Exercise instructions:
Find out how many lines in the records have the string "Quote" in them, and state only that number.

### Given entries

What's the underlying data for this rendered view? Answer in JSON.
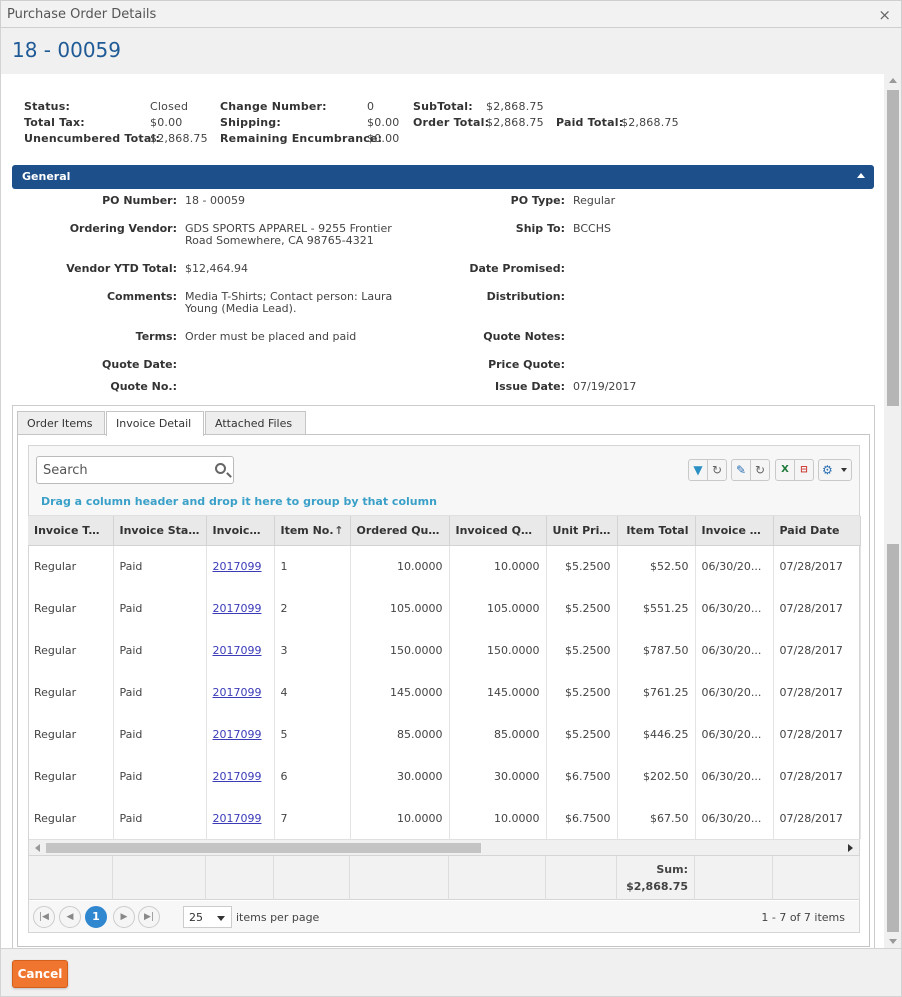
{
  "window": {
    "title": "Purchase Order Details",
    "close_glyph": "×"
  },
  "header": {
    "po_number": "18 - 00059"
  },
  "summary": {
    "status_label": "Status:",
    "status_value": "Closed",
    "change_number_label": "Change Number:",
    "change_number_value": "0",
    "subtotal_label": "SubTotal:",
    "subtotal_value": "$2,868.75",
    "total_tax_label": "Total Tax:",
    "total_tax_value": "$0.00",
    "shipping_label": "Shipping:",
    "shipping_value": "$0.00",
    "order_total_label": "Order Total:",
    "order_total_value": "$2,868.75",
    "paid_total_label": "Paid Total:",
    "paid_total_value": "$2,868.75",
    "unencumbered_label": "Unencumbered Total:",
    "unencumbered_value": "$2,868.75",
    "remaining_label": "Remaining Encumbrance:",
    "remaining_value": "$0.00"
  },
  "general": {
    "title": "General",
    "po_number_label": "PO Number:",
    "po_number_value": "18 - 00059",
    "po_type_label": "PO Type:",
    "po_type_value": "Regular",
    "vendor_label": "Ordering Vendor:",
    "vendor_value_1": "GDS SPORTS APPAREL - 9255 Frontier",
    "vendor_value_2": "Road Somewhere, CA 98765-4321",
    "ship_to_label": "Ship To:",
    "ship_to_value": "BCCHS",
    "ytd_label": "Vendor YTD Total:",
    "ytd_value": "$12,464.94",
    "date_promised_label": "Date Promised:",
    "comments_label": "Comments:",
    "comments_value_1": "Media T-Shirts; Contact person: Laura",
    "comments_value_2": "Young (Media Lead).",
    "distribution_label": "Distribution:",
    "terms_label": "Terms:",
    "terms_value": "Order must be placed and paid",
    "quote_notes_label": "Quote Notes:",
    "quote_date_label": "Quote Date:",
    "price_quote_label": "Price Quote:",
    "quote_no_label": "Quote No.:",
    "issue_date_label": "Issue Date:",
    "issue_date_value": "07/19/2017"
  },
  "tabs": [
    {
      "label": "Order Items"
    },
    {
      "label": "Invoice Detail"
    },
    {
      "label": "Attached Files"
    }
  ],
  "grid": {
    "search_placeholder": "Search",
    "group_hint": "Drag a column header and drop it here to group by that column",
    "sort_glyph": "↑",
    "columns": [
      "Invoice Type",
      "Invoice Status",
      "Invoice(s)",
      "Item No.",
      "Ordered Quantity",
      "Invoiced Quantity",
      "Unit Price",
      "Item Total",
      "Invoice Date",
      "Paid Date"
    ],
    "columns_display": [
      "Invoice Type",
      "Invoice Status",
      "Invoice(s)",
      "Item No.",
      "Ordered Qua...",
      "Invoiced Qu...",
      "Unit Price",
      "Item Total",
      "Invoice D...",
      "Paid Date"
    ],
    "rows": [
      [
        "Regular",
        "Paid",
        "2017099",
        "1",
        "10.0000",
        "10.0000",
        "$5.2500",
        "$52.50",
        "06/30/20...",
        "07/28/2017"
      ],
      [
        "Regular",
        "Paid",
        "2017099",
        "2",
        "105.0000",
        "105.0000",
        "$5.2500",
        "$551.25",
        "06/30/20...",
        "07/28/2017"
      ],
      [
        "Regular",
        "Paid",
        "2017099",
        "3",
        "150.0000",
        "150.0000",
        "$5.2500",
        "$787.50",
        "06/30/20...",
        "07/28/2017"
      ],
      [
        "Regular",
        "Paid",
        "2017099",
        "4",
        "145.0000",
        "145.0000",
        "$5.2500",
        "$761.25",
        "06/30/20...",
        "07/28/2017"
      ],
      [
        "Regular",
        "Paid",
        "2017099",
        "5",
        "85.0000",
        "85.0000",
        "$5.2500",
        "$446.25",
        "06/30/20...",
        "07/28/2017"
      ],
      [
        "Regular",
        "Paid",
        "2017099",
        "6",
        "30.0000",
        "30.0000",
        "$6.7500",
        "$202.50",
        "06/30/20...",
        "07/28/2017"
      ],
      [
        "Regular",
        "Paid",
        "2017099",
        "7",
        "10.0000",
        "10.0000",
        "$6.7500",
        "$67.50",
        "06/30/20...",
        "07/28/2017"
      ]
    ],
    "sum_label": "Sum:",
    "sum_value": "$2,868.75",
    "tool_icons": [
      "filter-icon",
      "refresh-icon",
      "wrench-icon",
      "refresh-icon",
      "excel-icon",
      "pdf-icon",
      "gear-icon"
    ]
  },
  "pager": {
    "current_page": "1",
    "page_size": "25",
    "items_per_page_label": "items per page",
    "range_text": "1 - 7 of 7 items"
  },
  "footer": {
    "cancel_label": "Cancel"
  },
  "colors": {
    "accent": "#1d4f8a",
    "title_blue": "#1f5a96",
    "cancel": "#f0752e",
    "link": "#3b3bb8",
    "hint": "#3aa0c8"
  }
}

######

Exercise response:
4